EXERCISE DATA:

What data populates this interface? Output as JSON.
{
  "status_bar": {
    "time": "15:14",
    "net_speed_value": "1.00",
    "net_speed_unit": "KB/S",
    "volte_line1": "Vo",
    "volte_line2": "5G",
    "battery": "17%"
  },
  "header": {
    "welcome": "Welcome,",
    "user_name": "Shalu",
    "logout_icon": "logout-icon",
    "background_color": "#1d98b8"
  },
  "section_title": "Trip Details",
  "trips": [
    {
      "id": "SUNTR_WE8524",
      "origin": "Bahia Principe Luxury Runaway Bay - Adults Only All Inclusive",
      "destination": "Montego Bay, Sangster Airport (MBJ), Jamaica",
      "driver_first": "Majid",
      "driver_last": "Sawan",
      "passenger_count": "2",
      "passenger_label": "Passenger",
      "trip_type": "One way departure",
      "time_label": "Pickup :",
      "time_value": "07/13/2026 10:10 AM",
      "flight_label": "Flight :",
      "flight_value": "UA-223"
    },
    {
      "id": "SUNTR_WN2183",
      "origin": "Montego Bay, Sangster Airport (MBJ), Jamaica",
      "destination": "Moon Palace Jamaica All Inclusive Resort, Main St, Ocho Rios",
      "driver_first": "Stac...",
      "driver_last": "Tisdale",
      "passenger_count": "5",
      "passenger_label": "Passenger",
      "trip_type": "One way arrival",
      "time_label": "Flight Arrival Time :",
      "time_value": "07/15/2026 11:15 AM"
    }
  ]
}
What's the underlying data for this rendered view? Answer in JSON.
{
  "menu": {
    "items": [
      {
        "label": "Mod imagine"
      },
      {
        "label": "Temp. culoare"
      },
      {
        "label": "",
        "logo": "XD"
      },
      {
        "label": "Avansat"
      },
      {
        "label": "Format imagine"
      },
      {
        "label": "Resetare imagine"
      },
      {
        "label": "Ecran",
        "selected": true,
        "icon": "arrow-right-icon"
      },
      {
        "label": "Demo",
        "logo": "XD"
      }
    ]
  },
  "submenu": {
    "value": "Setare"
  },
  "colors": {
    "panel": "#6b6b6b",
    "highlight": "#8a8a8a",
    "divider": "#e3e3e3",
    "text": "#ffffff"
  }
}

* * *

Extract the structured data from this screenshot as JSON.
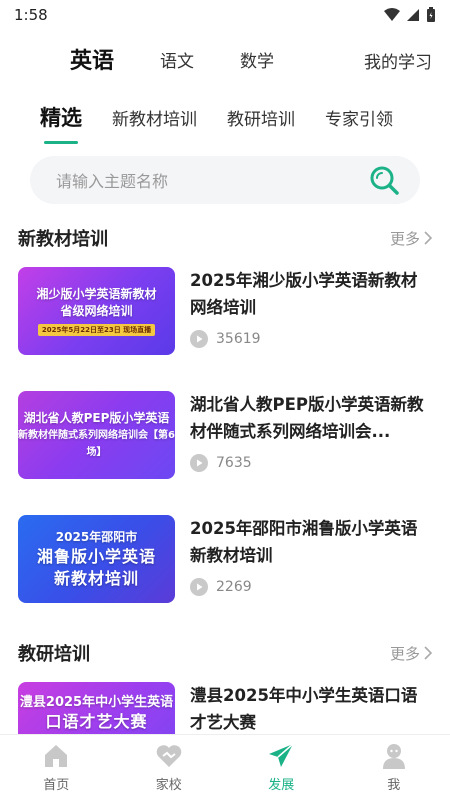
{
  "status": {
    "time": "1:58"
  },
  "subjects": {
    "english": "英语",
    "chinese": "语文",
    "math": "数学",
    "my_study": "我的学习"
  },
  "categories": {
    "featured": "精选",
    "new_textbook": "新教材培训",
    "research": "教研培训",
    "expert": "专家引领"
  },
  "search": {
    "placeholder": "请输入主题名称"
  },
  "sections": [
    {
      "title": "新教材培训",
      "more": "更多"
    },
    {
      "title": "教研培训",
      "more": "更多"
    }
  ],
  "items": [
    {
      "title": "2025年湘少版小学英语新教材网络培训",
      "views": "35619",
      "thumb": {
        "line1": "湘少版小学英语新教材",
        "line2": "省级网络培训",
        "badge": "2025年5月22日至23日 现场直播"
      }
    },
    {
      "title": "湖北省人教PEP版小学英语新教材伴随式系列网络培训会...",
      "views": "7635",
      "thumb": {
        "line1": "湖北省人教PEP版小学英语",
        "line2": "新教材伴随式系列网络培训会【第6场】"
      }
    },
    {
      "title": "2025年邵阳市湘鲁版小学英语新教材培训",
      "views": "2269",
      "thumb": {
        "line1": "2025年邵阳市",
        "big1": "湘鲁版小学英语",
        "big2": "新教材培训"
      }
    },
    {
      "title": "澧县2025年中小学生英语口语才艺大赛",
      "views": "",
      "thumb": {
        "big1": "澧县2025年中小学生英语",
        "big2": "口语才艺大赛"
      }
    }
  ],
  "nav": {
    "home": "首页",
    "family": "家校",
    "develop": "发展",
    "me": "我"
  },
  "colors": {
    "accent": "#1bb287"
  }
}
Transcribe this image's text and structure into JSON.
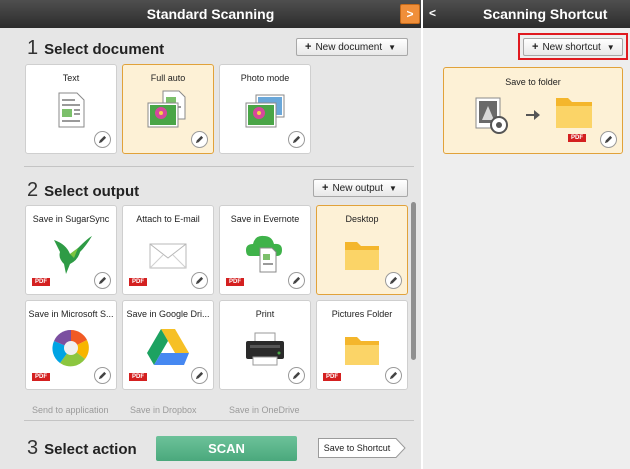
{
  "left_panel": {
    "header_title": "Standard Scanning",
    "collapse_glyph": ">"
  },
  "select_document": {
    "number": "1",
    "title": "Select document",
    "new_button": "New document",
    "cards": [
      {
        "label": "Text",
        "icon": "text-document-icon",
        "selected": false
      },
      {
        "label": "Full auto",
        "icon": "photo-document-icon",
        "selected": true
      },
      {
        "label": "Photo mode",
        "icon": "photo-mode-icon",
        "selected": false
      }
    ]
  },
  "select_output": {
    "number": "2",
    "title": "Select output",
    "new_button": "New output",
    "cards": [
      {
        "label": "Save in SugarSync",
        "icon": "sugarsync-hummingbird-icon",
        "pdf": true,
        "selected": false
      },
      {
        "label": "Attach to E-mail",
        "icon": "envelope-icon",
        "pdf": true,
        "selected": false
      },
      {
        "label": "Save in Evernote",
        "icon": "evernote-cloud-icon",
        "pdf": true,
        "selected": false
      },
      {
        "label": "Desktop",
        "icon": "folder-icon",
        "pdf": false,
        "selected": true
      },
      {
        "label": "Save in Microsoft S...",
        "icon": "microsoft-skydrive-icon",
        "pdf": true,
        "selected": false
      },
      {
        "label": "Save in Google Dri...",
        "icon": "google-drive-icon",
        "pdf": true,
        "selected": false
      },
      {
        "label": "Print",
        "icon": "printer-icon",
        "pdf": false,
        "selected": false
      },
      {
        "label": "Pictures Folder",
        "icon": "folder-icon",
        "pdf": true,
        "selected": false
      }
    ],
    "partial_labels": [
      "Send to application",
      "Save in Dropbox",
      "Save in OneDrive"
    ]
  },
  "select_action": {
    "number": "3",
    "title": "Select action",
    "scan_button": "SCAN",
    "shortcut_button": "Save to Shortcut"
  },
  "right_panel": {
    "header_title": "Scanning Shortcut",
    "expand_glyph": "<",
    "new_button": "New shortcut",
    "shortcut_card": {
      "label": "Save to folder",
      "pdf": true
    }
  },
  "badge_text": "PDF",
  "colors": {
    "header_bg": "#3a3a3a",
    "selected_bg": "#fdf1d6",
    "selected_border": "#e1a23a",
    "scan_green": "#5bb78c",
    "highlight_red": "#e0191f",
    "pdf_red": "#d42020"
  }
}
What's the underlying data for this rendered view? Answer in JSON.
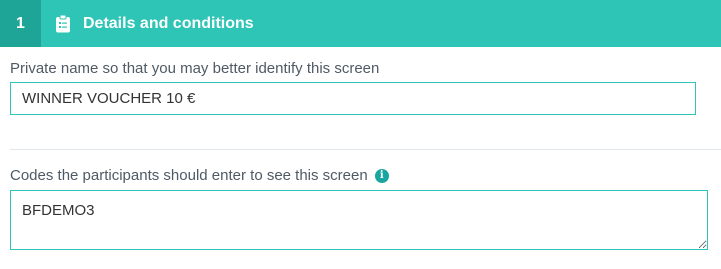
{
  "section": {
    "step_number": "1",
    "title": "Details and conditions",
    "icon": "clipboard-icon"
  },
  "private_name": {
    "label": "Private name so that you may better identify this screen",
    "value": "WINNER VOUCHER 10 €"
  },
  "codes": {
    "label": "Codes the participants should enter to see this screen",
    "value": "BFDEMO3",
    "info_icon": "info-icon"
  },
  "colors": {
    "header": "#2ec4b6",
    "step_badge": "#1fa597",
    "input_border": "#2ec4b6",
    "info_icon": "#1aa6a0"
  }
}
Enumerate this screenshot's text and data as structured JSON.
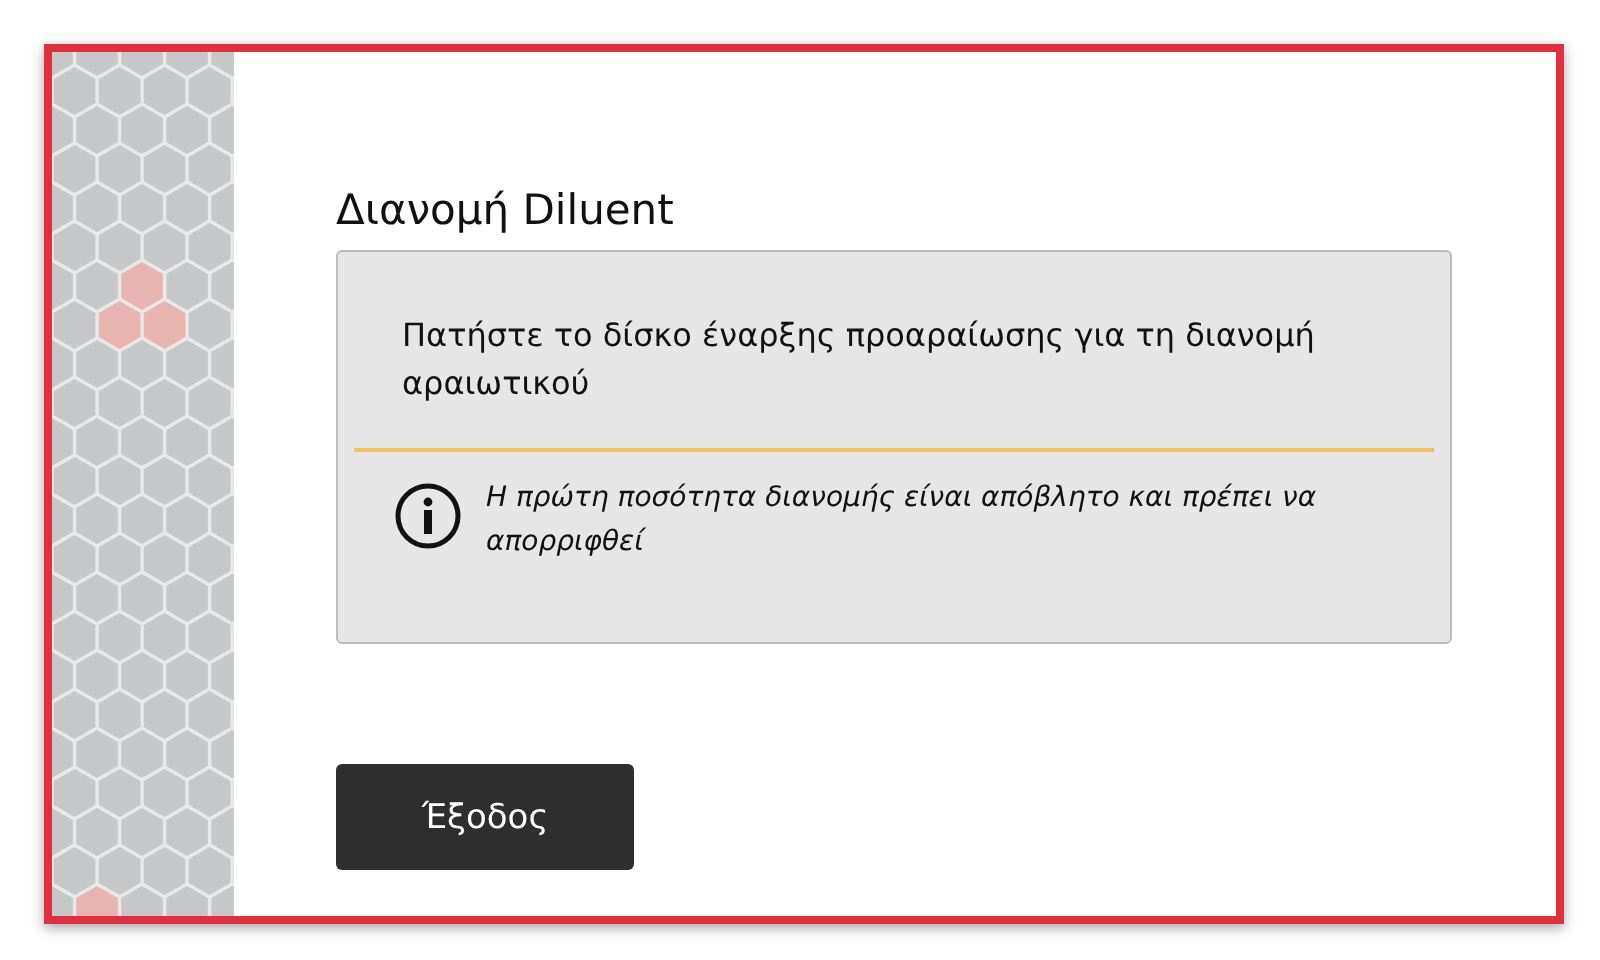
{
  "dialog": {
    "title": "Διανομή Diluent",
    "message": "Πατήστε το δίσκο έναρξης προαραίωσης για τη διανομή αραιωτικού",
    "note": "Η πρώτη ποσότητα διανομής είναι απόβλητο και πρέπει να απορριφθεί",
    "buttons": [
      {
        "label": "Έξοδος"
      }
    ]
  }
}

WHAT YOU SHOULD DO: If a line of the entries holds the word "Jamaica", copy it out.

FINAL ANSWER:
      "destination": "Montego Bay, Sangster Airport (MBJ), Jamaica",
      "origin": "Montego Bay, Sangster Airport (MBJ), Jamaica",
      "destination": "Moon Palace Jamaica All Inclusive Resort, Main St, Ocho Rios",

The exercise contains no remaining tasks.